International investment in agriculture plays a vital role in development and poverty reduction. Investment can improve livelihoods and bring jobs, services, and infrastructure, when it is managed responsibly within the context of an effective regulatory framework.
The recent record of investment in land is very different. It tells a story of rapidly increasing pressure on land – a natural resource upon which the food security of millions of people living in poverty depends.
Without national and international measures to defend the rights of people living in poverty, this modern-day land-rush seems set to leave too many poor families worse off, often evicted from their land with little or no recourse to justice.
International agencies and organizations that are studying the lands acquisition problem state that in many cases it’s fairer to speak of land grab rather than land deal.
Land grabbing is the purchase or lease of vast areas of rural and agricultural land by foreign governments and multinational corporations as well as wealthy local individuals. The holdings for commercial or industrial agricultural production (food, fodder, agro-fuels, etc.) are destined to be exported to the country of the investor or to the international market. The use of the land is given in exchange of capital, promises of job creation or construction of certain infrastructure. The size of land (in most cases over 10,000ha) at the centre of the deals is disproportionate in comparison to the average land holding in the region. In many cases the local elites, domestic companies, or wealthy nationals living abroad, are acting as intermediaries: they buy land to be later sold to foreign investors or for direct exploitation. The fact that locals are acting as intermediaries makes the phenomenon more complex:[i] it allows investors and governments to ignore the people who have lived on the land for generations and who rely on it to survive. Affected communities are not being informed nor consulted, hence, consent is not given by the people living on the lands and who more often than not suddenly find themselves homeless and displaced without land to grow enough food to eat and to make a dignified living. This is why the phenomenon is today commonly referred to as ‘land grabs’.

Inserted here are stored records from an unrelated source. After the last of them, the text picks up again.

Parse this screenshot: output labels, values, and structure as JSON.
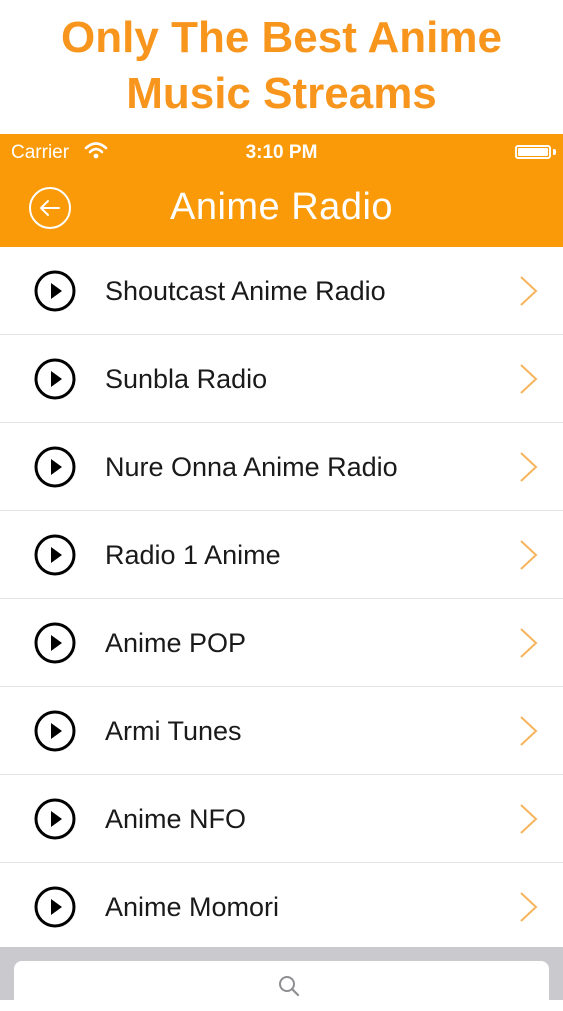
{
  "promo": {
    "line1": "Only The Best Anime",
    "line2": "Music Streams"
  },
  "status_bar": {
    "carrier": "Carrier",
    "time": "3:10 PM"
  },
  "nav": {
    "title": "Anime Radio",
    "back_icon": "back-arrow-circle-icon"
  },
  "stations": [
    {
      "label": "Shoutcast Anime Radio"
    },
    {
      "label": "Sunbla Radio"
    },
    {
      "label": "Nure Onna Anime Radio"
    },
    {
      "label": "Radio 1 Anime"
    },
    {
      "label": "Anime POP"
    },
    {
      "label": "Armi Tunes"
    },
    {
      "label": "Anime NFO"
    },
    {
      "label": "Anime Momori"
    }
  ],
  "search": {
    "icon": "search-icon"
  },
  "colors": {
    "accent": "#fa9a08",
    "promo_text": "#f7951d",
    "chevron": "#f7b45a"
  }
}
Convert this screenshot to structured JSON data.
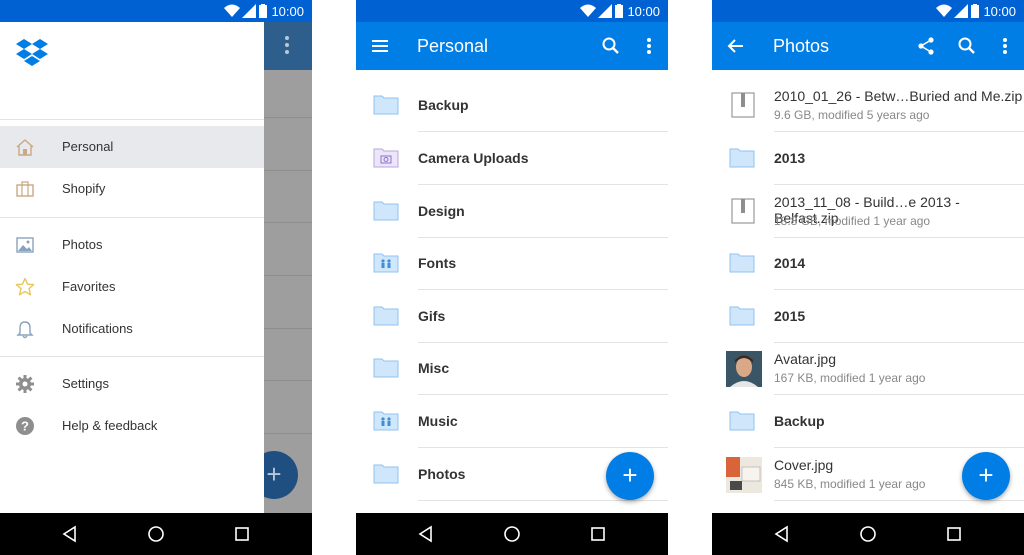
{
  "status": {
    "time": "10:00"
  },
  "drawer": {
    "items": [
      {
        "label": "Personal",
        "icon": "home-icon"
      },
      {
        "label": "Shopify",
        "icon": "briefcase-icon"
      },
      {
        "label": "Photos",
        "icon": "photos-icon"
      },
      {
        "label": "Favorites",
        "icon": "star-icon"
      },
      {
        "label": "Notifications",
        "icon": "bell-icon"
      },
      {
        "label": "Settings",
        "icon": "gear-icon"
      },
      {
        "label": "Help & feedback",
        "icon": "help-icon"
      }
    ]
  },
  "personal": {
    "title": "Personal",
    "items": [
      {
        "label": "Backup",
        "icon": "folder-icon"
      },
      {
        "label": "Camera Uploads",
        "icon": "camera-folder-icon"
      },
      {
        "label": "Design",
        "icon": "folder-icon"
      },
      {
        "label": "Fonts",
        "icon": "shared-folder-icon"
      },
      {
        "label": "Gifs",
        "icon": "folder-icon"
      },
      {
        "label": "Misc",
        "icon": "folder-icon"
      },
      {
        "label": "Music",
        "icon": "shared-folder-icon"
      },
      {
        "label": "Photos",
        "icon": "folder-icon"
      }
    ]
  },
  "photos": {
    "title": "Photos",
    "items": [
      {
        "label": "2010_01_26 - Betw…Buried and Me.zip",
        "meta": "9.6 GB, modified 5 years ago",
        "icon": "zip-icon"
      },
      {
        "label": "2013",
        "icon": "folder-icon"
      },
      {
        "label": "2013_11_08 - Build…e 2013 - Belfast.zip",
        "meta": "18.8 GB, modified 1 year ago",
        "icon": "zip-icon"
      },
      {
        "label": "2014",
        "icon": "folder-icon"
      },
      {
        "label": "2015",
        "icon": "folder-icon"
      },
      {
        "label": "Avatar.jpg",
        "meta": "167 KB, modified 1 year ago",
        "icon": "avatar-thumbnail"
      },
      {
        "label": "Backup",
        "icon": "folder-icon"
      },
      {
        "label": "Cover.jpg",
        "meta": "845 KB, modified 1 year ago",
        "icon": "cover-thumbnail"
      }
    ]
  },
  "colors": {
    "brand": "#007ee5",
    "statusbar": "#0061d3",
    "folder": "#a9d1f5"
  }
}
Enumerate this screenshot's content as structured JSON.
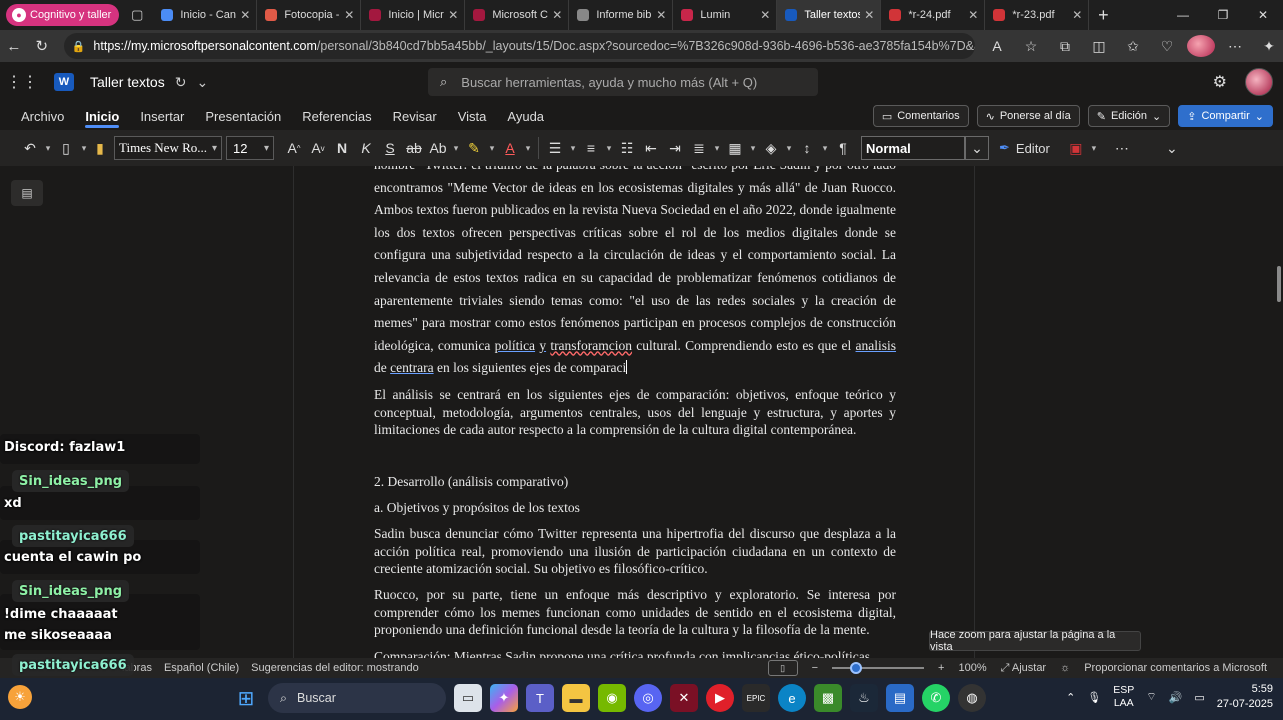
{
  "browser": {
    "profile_label": "Cognitivo y taller",
    "tabs": [
      {
        "title": "Inicio - Canv",
        "color": "#4b8cf5"
      },
      {
        "title": "Fotocopia -",
        "color": "#e05a47"
      },
      {
        "title": "Inicio | Micr",
        "color": "#a3183f"
      },
      {
        "title": "Microsoft C",
        "color": "#a3183f"
      },
      {
        "title": "Informe bibl",
        "color": "#888888"
      },
      {
        "title": "Lumin",
        "color": "#c8264a"
      },
      {
        "title": "Taller textos",
        "color": "#185abd"
      },
      {
        "title": "*r-24.pdf",
        "color": "#d13438"
      },
      {
        "title": "*r-23.pdf",
        "color": "#d13438"
      }
    ],
    "url_host": "https://my.microsoftpersonalcontent.com",
    "url_path": "/personal/3b840cd7bb5a45bb/_layouts/15/Doc.aspx?sourcedoc=%7B326c908d-936b-4696-b536-ae3785fa154b%7D&action=default"
  },
  "word": {
    "doc_title": "Taller textos",
    "search_placeholder": "Buscar herramientas, ayuda y mucho más (Alt + Q)",
    "ribbon_tabs": [
      "Archivo",
      "Inicio",
      "Insertar",
      "Presentación",
      "Referencias",
      "Revisar",
      "Vista",
      "Ayuda"
    ],
    "buttons": {
      "comments": "Comentarios",
      "catchup": "Ponerse al día",
      "editing": "Edición",
      "share": "Compartir"
    },
    "toolbar": {
      "font": "Times New Ro...",
      "size": "12",
      "style": "Normal",
      "editor": "Editor"
    }
  },
  "document": {
    "p1_a": "hombre \"Twitter: el triunfo de la palabra sobre la acción\" escrito por Eric Sadin y por otro lado encontramos \"Meme Vector de ideas en los ecosistemas digitales y más allá\" de Juan Ruocco. Ambos textos fueron publicados en la revista Nueva Sociedad en el año 2022, donde igualmente los dos textos ofrecen perspectivas críticas sobre el rol de los medios digitales donde se configura una subjetividad respecto a la circulación de ideas y el comportamiento social. La relevancia de estos textos radica en su capacidad de problematizar fenómenos cotidianos de aparentemente triviales siendo temas como: \"el uso de las redes sociales y la creación de memes\" para mostrar como estos fenómenos participan en procesos complejos de construcción ideológica, comunica ",
    "p1_u1": "política",
    "p1_sp": " ",
    "p1_u2": "y",
    "p1_sp2": " ",
    "p1_u3": "transforamcion",
    "p1_b": " cultural. Comprendiendo esto es que el ",
    "p1_u4": "analisis",
    "p1_c": " de ",
    "p1_u5": "centrara",
    "p1_d": " en los siguientes ejes de comparaci",
    "p2": "El análisis se centrará en los siguientes ejes de comparación: objetivos, enfoque teórico y conceptual, metodología, argumentos centrales, usos del lenguaje y estructura, y aportes y limitaciones de cada autor respecto a la comprensión de la cultura digital contemporánea.",
    "h1": "2. Desarrollo (análisis comparativo)",
    "h2": "a. Objetivos y propósitos de los textos",
    "p3": "Sadin busca denunciar cómo Twitter representa una hipertrofia del discurso que desplaza a la acción política real, promoviendo una ilusión de participación ciudadana en un contexto de creciente atomización social. Su objetivo es filosófico-crítico.",
    "p4": "Ruocco, por su parte, tiene un enfoque más descriptivo y exploratorio. Se interesa por comprender cómo los memes funcionan como unidades de sentido en el ecosistema digital, proponiendo una definición funcional desde la teoría de la cultura y la filosofía de la mente.",
    "p5": "Comparación: Mientras Sadin propone una crítica profunda con implicancias ético-políticas"
  },
  "tooltip": "Hace zoom para ajustar la página a la vista",
  "status": {
    "words": "labras",
    "language": "Español (Chile)",
    "editor_suggestions": "Sugerencias del editor: mostrando",
    "zoom": "100%",
    "fit": "Ajustar",
    "feedback": "Proporcionar comentarios a Microsoft"
  },
  "chat": {
    "discord": "Discord: fazlaw1",
    "messages": [
      {
        "user": "Sin_ideas_png",
        "user_color": "#8ef0a6",
        "text": "xd"
      },
      {
        "user": "pastitayica666",
        "user_color": "#8ef0d0",
        "text": "cuenta el cawin po"
      },
      {
        "user": "Sin_ideas_png",
        "user_color": "#8ef0a6",
        "text": "!dime chaaaaat me sikoseaaaa"
      },
      {
        "user": "pastitayica666",
        "user_color": "#8ef0d0",
        "text": ""
      }
    ]
  },
  "taskbar": {
    "search": "Buscar",
    "lang_top": "ESP",
    "lang_bottom": "LAA",
    "time": "5:59",
    "date": "27-07-2025"
  }
}
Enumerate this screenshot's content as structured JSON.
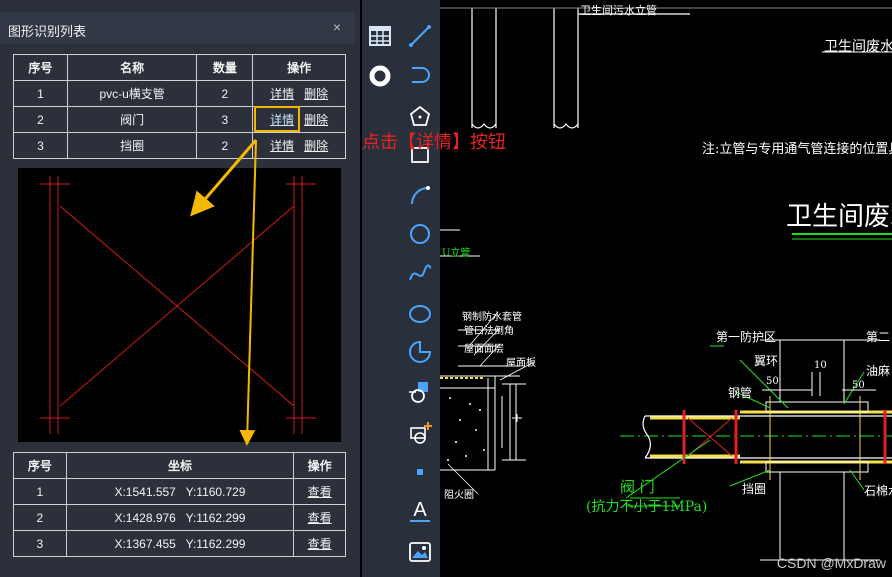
{
  "panel": {
    "title": "图形识别列表",
    "close_glyph": "×"
  },
  "list_table": {
    "headers": [
      "序号",
      "名称",
      "数量",
      "操作"
    ],
    "rows": [
      {
        "index": "1",
        "name": "pvc-u横支管",
        "count": "2",
        "detail": "详情",
        "delete": "删除"
      },
      {
        "index": "2",
        "name": "阀门",
        "count": "3",
        "detail": "详情",
        "delete": "删除"
      },
      {
        "index": "3",
        "name": "挡圈",
        "count": "2",
        "detail": "详情",
        "delete": "删除"
      }
    ]
  },
  "coord_table": {
    "headers": [
      "序号",
      "坐标",
      "操作"
    ],
    "rows": [
      {
        "index": "1",
        "coord": "X:1541.557   Y:1160.729",
        "action": "查看"
      },
      {
        "index": "2",
        "coord": "X:1428.976   Y:1162.299",
        "action": "查看"
      },
      {
        "index": "3",
        "coord": "X:1367.455   Y:1162.299",
        "action": "查看"
      }
    ]
  },
  "toolbar": {
    "tools": [
      "table-icon",
      "circle-fill-icon",
      "line-icon",
      "polyline-icon",
      "polygon-icon",
      "rectangle-icon",
      "arc-icon",
      "circle-icon",
      "spline-icon",
      "ellipse-icon",
      "sector-icon",
      "dimension-icon",
      "add-point-icon",
      "point-icon",
      "text-icon",
      "image-icon"
    ]
  },
  "annotation": "点击【详情】按钮",
  "cad": {
    "texts": {
      "t1": "卫生间废水立",
      "t2": "注:立管与专用通气管连接的位置具体",
      "t3": "卫生间废水",
      "t4": "卫生间污水立管",
      "t5": "第一防护区",
      "t6": "第二",
      "t7": "翼环",
      "t8": "钢管",
      "t9": "油麻",
      "t10": "挡圈",
      "t11": "石棉水",
      "t12": "阀 门",
      "t13": "(抗力不小于1MPa)",
      "t14": "钢制防水套管",
      "t15": "管口法倒角",
      "t16": "屋面面层",
      "t17": "屋面板",
      "t18": "U立管",
      "t19": "阻火圈",
      "t20": "10",
      "t21": "50",
      "t22": "50"
    }
  },
  "watermark": "CSDN @MxDraw",
  "colors": {
    "panel_bg": "#2b303b",
    "highlight": "#f5b800",
    "annotation": "#e8231f",
    "cad_green": "#22e01e",
    "cad_red": "#e02020",
    "cad_yellow": "#f5e04a"
  }
}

[i] L. COTULA, S. VERMEULEN, R. LEONARD, J. KEELEY, Land grab or development opportunity? Agricultural investment and international land deals in Africa, London-Rome, 2009, pp. 23-25 ss.)